What about languages?

Fortunately, language isn’t a big issue, because voice biometrics works on the sounds that people make, rather than on what they say. Some vendors will need to train their voice biometric engine to get the best results for each language, because different languages use different sets of phonemes, or produce a different engine for each language. However, the best systems will operate independent of language, because they cater for a wide range of language sounds.

That’s not to say that a system can’t be fine-tuned, but training a system in such a way can involve more than just language. It’s feasible for a system to be fine-tuned for a fixed, text-dependent passphrase and for the speaker domain (e.g., environment, networks, and devices), but the most beneficial effects can be gained by applying best practices during set-up and implementation.

Where language is a factor, is where speech recognition is used in tandem with speaker verification (speaker recognition) to validate what is said in addition to who said what.
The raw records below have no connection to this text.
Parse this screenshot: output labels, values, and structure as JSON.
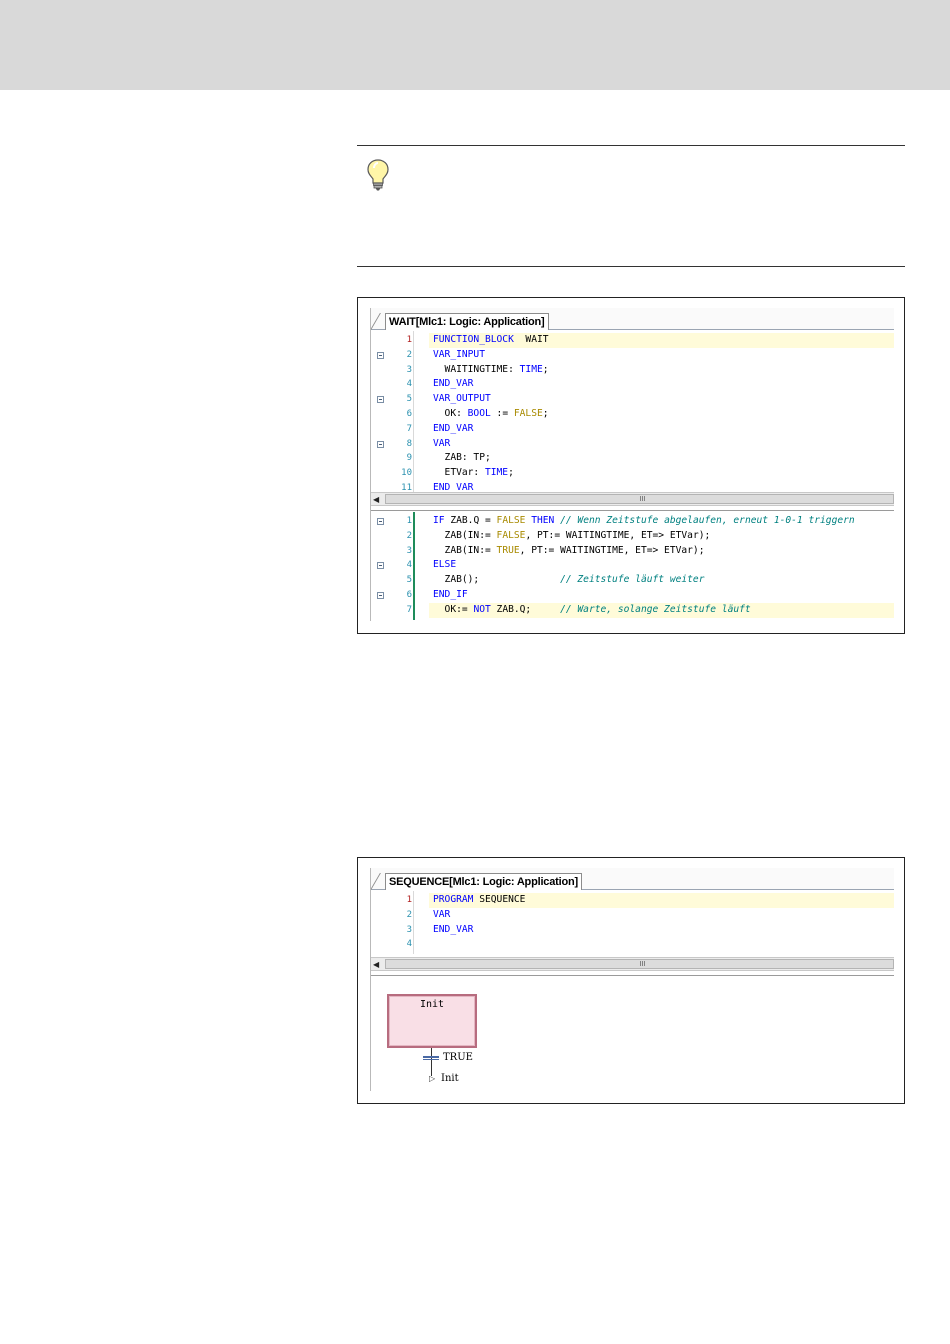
{
  "figure1": {
    "tab_title": "WAIT[Mlc1: Logic: Application]",
    "declaration_lines": [
      {
        "n": "1",
        "fold": false,
        "hl": true,
        "segs": [
          [
            "kw",
            "FUNCTION_BLOCK"
          ],
          [
            "",
            "  WAIT"
          ]
        ]
      },
      {
        "n": "2",
        "fold": true,
        "hl": false,
        "segs": [
          [
            "kw",
            "VAR_INPUT"
          ]
        ]
      },
      {
        "n": "3",
        "fold": false,
        "hl": false,
        "segs": [
          [
            "",
            "  WAITINGTIME: "
          ],
          [
            "kw",
            "TIME"
          ],
          [
            "",
            ";"
          ]
        ]
      },
      {
        "n": "4",
        "fold": false,
        "hl": false,
        "segs": [
          [
            "kw",
            "END_VAR"
          ]
        ]
      },
      {
        "n": "5",
        "fold": true,
        "hl": false,
        "segs": [
          [
            "kw",
            "VAR_OUTPUT"
          ]
        ]
      },
      {
        "n": "6",
        "fold": false,
        "hl": false,
        "segs": [
          [
            "",
            "  OK: "
          ],
          [
            "kw",
            "BOOL"
          ],
          [
            "",
            " := "
          ],
          [
            "bool",
            "FALSE"
          ],
          [
            "",
            ";"
          ]
        ]
      },
      {
        "n": "7",
        "fold": false,
        "hl": false,
        "segs": [
          [
            "kw",
            "END_VAR"
          ]
        ]
      },
      {
        "n": "8",
        "fold": true,
        "hl": false,
        "segs": [
          [
            "kw",
            "VAR"
          ]
        ]
      },
      {
        "n": "9",
        "fold": false,
        "hl": false,
        "segs": [
          [
            "",
            "  ZAB: TP;"
          ]
        ]
      },
      {
        "n": "10",
        "fold": false,
        "hl": false,
        "segs": [
          [
            "",
            "  ETVar: "
          ],
          [
            "kw",
            "TIME"
          ],
          [
            "",
            ";"
          ]
        ]
      },
      {
        "n": "11",
        "fold": false,
        "hl": false,
        "segs": [
          [
            "kw",
            "END_VAR"
          ]
        ]
      }
    ],
    "body_lines": [
      {
        "n": "1",
        "fold": true,
        "hl": false,
        "segs": [
          [
            "kw",
            "IF"
          ],
          [
            "",
            " ZAB.Q = "
          ],
          [
            "bool",
            "FALSE"
          ],
          [
            "",
            " "
          ],
          [
            "kw",
            "THEN"
          ],
          [
            "",
            " "
          ],
          [
            "cm",
            "// Wenn Zeitstufe abgelaufen, erneut 1-0-1 triggern"
          ]
        ]
      },
      {
        "n": "2",
        "fold": false,
        "hl": false,
        "segs": [
          [
            "",
            "  ZAB(IN:= "
          ],
          [
            "bool",
            "FALSE"
          ],
          [
            "",
            ", PT:= WAITINGTIME, ET=> ETVar);"
          ]
        ]
      },
      {
        "n": "3",
        "fold": false,
        "hl": false,
        "segs": [
          [
            "",
            "  ZAB(IN:= "
          ],
          [
            "bool",
            "TRUE"
          ],
          [
            "",
            ", PT:= WAITINGTIME, ET=> ETVar);"
          ]
        ]
      },
      {
        "n": "4",
        "fold": true,
        "hl": false,
        "segs": [
          [
            "kw",
            "ELSE"
          ]
        ]
      },
      {
        "n": "5",
        "fold": false,
        "hl": false,
        "segs": [
          [
            "",
            "  ZAB();              "
          ],
          [
            "cm",
            "// Zeitstufe läuft weiter"
          ]
        ]
      },
      {
        "n": "6",
        "fold": true,
        "hl": false,
        "segs": [
          [
            "kw",
            "END_IF"
          ]
        ]
      },
      {
        "n": "7",
        "fold": false,
        "hl": true,
        "segs": [
          [
            "",
            "  OK:= "
          ],
          [
            "kw",
            "NOT"
          ],
          [
            "",
            " ZAB.Q;     "
          ],
          [
            "cm",
            "// Warte, solange Zeitstufe läuft"
          ]
        ]
      }
    ],
    "scroll_grip": "III"
  },
  "figure2": {
    "tab_title": "SEQUENCE[Mlc1: Logic: Application]",
    "declaration_lines": [
      {
        "n": "1",
        "fold": false,
        "hl": true,
        "segs": [
          [
            "kw",
            "PROGRAM"
          ],
          [
            "",
            " SEQUENCE"
          ]
        ]
      },
      {
        "n": "2",
        "fold": false,
        "hl": false,
        "segs": [
          [
            "kw",
            "VAR"
          ]
        ]
      },
      {
        "n": "3",
        "fold": false,
        "hl": false,
        "segs": [
          [
            "kw",
            "END_VAR"
          ]
        ]
      },
      {
        "n": "4",
        "fold": false,
        "hl": false,
        "segs": []
      }
    ],
    "scroll_grip": "III",
    "sfc": {
      "step_label": "Init",
      "transition_label": "TRUE",
      "jump_label": "Init"
    }
  },
  "colors": {
    "keyword": "#0000ff",
    "boolean": "#a88a00",
    "comment": "#008080",
    "line_number": "#2b91af",
    "highlight": "#fffbd9"
  }
}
However, that is a separate issue, which has no bearing on the performance of the voice biometric engine.